EXERCISE DESCRIPTION:
Nothing in the records should differ when you write them out again.

Page and application data records:
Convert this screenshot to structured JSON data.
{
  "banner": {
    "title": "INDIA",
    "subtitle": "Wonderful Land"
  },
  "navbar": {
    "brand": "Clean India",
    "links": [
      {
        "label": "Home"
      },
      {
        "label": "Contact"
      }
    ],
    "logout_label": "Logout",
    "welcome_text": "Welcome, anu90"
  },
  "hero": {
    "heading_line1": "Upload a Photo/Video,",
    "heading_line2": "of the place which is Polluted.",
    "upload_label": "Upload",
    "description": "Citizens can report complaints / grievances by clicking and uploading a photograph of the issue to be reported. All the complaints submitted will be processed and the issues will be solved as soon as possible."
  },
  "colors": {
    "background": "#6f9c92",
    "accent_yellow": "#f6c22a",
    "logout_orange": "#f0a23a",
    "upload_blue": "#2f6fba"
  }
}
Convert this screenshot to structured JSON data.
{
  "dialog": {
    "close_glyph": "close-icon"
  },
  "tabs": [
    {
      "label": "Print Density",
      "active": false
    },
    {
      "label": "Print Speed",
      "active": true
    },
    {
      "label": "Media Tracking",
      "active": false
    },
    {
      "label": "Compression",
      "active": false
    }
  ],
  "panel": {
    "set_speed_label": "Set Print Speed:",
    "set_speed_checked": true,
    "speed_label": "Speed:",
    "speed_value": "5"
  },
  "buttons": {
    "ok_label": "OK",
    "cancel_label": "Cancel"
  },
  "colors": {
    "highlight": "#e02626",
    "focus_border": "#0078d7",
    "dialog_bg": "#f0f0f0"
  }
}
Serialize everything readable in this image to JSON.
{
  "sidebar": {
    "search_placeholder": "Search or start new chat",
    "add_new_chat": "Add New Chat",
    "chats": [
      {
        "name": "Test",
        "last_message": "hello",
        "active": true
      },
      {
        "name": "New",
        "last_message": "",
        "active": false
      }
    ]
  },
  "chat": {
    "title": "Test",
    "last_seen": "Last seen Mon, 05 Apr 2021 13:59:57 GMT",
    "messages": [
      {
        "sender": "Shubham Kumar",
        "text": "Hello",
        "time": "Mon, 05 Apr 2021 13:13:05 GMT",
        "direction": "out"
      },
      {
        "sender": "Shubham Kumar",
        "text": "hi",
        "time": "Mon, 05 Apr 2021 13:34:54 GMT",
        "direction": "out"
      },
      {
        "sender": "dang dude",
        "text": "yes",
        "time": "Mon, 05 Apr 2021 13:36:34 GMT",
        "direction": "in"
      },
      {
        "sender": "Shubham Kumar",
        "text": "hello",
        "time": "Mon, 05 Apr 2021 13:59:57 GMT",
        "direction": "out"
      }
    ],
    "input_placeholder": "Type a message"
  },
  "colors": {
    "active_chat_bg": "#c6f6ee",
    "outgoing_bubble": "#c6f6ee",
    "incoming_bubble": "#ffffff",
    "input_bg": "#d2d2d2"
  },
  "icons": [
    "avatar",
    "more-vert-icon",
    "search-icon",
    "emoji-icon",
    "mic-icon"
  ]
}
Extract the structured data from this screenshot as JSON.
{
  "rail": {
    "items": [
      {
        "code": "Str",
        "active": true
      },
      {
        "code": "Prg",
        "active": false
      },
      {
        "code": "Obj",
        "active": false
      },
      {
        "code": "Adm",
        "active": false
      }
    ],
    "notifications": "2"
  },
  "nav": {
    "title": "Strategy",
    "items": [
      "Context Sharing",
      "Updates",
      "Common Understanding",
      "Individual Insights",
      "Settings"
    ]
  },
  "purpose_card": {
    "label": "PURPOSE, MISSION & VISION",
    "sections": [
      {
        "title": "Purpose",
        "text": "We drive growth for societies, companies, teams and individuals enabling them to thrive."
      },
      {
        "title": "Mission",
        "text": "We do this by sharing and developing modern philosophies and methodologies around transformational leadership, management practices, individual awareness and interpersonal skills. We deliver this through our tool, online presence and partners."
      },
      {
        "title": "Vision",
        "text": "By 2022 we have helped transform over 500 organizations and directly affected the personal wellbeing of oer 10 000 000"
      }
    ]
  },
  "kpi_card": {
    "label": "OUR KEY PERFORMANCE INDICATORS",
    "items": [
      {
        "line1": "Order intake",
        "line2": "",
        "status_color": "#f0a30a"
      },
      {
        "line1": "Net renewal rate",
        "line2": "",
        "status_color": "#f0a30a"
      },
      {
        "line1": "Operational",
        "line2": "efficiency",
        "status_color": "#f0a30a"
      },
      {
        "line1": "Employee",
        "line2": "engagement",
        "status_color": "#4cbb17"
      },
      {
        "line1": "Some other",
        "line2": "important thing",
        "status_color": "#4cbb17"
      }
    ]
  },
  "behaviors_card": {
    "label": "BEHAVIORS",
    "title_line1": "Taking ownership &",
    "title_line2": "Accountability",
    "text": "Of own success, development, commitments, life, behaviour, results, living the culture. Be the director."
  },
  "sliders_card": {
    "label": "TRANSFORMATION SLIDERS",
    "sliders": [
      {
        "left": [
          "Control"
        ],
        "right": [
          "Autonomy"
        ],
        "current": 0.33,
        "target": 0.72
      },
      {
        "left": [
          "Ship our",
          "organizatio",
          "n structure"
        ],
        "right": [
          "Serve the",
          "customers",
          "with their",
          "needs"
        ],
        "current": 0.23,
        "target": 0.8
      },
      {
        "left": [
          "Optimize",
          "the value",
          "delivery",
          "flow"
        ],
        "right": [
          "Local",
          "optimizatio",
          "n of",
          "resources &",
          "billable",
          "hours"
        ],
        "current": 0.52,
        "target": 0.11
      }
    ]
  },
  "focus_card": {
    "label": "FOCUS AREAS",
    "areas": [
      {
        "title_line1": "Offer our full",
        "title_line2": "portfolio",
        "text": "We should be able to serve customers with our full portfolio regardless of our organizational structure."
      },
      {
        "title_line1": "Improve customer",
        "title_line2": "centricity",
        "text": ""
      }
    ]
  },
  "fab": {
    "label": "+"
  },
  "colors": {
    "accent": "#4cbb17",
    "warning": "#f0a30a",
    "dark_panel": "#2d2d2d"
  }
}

WRITTEN ANSWER:
Convert this screenshot to structured JSON data.
{
  "banner": {
    "title": "INDIA",
    "subtitle": "Wonderful Land"
  },
  "navbar": {
    "brand": "Clean India",
    "links": [
      {
        "label": "Home"
      },
      {
        "label": "Contact"
      }
    ],
    "logout_label": "Logout",
    "welcome_text": "Welcome, anu90"
  },
  "hero": {
    "heading_line1": "Upload a Photo/Video,",
    "heading_line2": "of the place which is Polluted.",
    "upload_label": "Upload",
    "description": "Citizens can report complaints / grievances by clicking and uploading a photograph of the issue to be reported. All the complaints submitted will be processed and the issues will be solved as soon as possible."
  },
  "colors": {
    "background": "#6f9c92",
    "accent_yellow": "#f6c22a",
    "logout_orange": "#f0a23a",
    "upload_blue": "#2f6fba"
  }
}
Convert this screenshot to structured JSON data.
{
  "dialog": {
    "close_glyph": "close-icon"
  },
  "tabs": [
    {
      "label": "Print Density",
      "active": false
    },
    {
      "label": "Print Speed",
      "active": true
    },
    {
      "label": "Media Tracking",
      "active": false
    },
    {
      "label": "Compression",
      "active": false
    }
  ],
  "panel": {
    "set_speed_label": "Set Print Speed:",
    "set_speed_checked": true,
    "speed_label": "Speed:",
    "speed_value": "5"
  },
  "buttons": {
    "ok_label": "OK",
    "cancel_label": "Cancel"
  },
  "colors": {
    "highlight": "#e02626",
    "focus_border": "#0078d7",
    "dialog_bg": "#f0f0f0"
  }
}
Serialize everything readable in this image to JSON.
{
  "sidebar": {
    "search_placeholder": "Search or start new chat",
    "add_new_chat": "Add New Chat",
    "chats": [
      {
        "name": "Test",
        "last_message": "hello",
        "active": true
      },
      {
        "name": "New",
        "last_message": "",
        "active": false
      }
    ]
  },
  "chat": {
    "title": "Test",
    "last_seen": "Last seen Mon, 05 Apr 2021 13:59:57 GMT",
    "messages": [
      {
        "sender": "Shubham Kumar",
        "text": "Hello",
        "time": "Mon, 05 Apr 2021 13:13:05 GMT",
        "direction": "out"
      },
      {
        "sender": "Shubham Kumar",
        "text": "hi",
        "time": "Mon, 05 Apr 2021 13:34:54 GMT",
        "direction": "out"
      },
      {
        "sender": "dang dude",
        "text": "yes",
        "time": "Mon, 05 Apr 2021 13:36:34 GMT",
        "direction": "in"
      },
      {
        "sender": "Shubham Kumar",
        "text": "hello",
        "time": "Mon, 05 Apr 2021 13:59:57 GMT",
        "direction": "out"
      }
    ],
    "input_placeholder": "Type a message"
  },
  "colors": {
    "active_chat_bg": "#c6f6ee",
    "outgoing_bubble": "#c6f6ee",
    "incoming_bubble": "#ffffff",
    "input_bg": "#d2d2d2"
  },
  "icons": [
    "avatar",
    "more-vert-icon",
    "search-icon",
    "emoji-icon",
    "mic-icon"
  ]
}
Extract the structured data from this screenshot as JSON.
{
  "rail": {
    "items": [
      {
        "code": "Str",
        "active": true
      },
      {
        "code": "Prg",
        "active": false
      },
      {
        "code": "Obj",
        "active": false
      },
      {
        "code": "Adm",
        "active": false
      }
    ],
    "notifications": "2"
  },
  "nav": {
    "title": "Strategy",
    "items": [
      "Context Sharing",
      "Updates",
      "Common Understanding",
      "Individual Insights",
      "Settings"
    ]
  },
  "purpose_card": {
    "label": "PURPOSE, MISSION & VISION",
    "sections": [
      {
        "title": "Purpose",
        "text": "We drive growth for societies, companies, teams and individuals enabling them to thrive."
      },
      {
        "title": "Mission",
        "text": "We do this by sharing and developing modern philosophies and methodologies around transformational leadership, management practices, individual awareness and interpersonal skills. We deliver this through our tool, online presence and partners."
      },
      {
        "title": "Vision",
        "text": "By 2022 we have helped transform over 500 organizations and directly affected the personal wellbeing of oer 10 000 000"
      }
    ]
  },
  "kpi_card": {
    "label": "OUR KEY PERFORMANCE INDICATORS",
    "items": [
      {
        "line1": "Order intake",
        "line2": "",
        "status_color": "#f0a30a"
      },
      {
        "line1": "Net renewal rate",
        "line2": "",
        "status_color": "#f0a30a"
      },
      {
        "line1": "Operational",
        "line2": "efficiency",
        "status_color": "#f0a30a"
      },
      {
        "line1": "Employee",
        "line2": "engagement",
        "status_color": "#4cbb17"
      },
      {
        "line1": "Some other",
        "line2": "important thing",
        "status_color": "#4cbb17"
      }
    ]
  },
  "behaviors_card": {
    "label": "BEHAVIORS",
    "title_line1": "Taking ownership &",
    "title_line2": "Accountability",
    "text": "Of own success, development, commitments, life, behaviour, results, living the culture. Be the director."
  },
  "sliders_card": {
    "label": "TRANSFORMATION SLIDERS",
    "sliders": [
      {
        "left": [
          "Control"
        ],
        "right": [
          "Autonomy"
        ],
        "current": 0.33,
        "target": 0.72
      },
      {
        "left": [
          "Ship our",
          "organizatio",
          "n structure"
        ],
        "right": [
          "Serve the",
          "customers",
          "with their",
          "needs"
        ],
        "current": 0.23,
        "target": 0.8
      },
      {
        "left": [
          "Optimize",
          "the value",
          "delivery",
          "flow"
        ],
        "right": [
          "Local",
          "optimizatio",
          "n of",
          "resources &",
          "billable",
          "hours"
        ],
        "current": 0.52,
        "target": 0.11
      }
    ]
  },
  "focus_card": {
    "label": "FOCUS AREAS",
    "areas": [
      {
        "title_line1": "Offer our full",
        "title_line2": "portfolio",
        "text": "We should be able to serve customers with our full portfolio regardless of our organizational structure."
      },
      {
        "title_line1": "Improve customer",
        "title_line2": "centricity",
        "text": ""
      }
    ]
  },
  "fab": {
    "label": "+"
  },
  "colors": {
    "accent": "#4cbb17",
    "warning": "#f0a30a",
    "dark_panel": "#2d2d2d"
  }
}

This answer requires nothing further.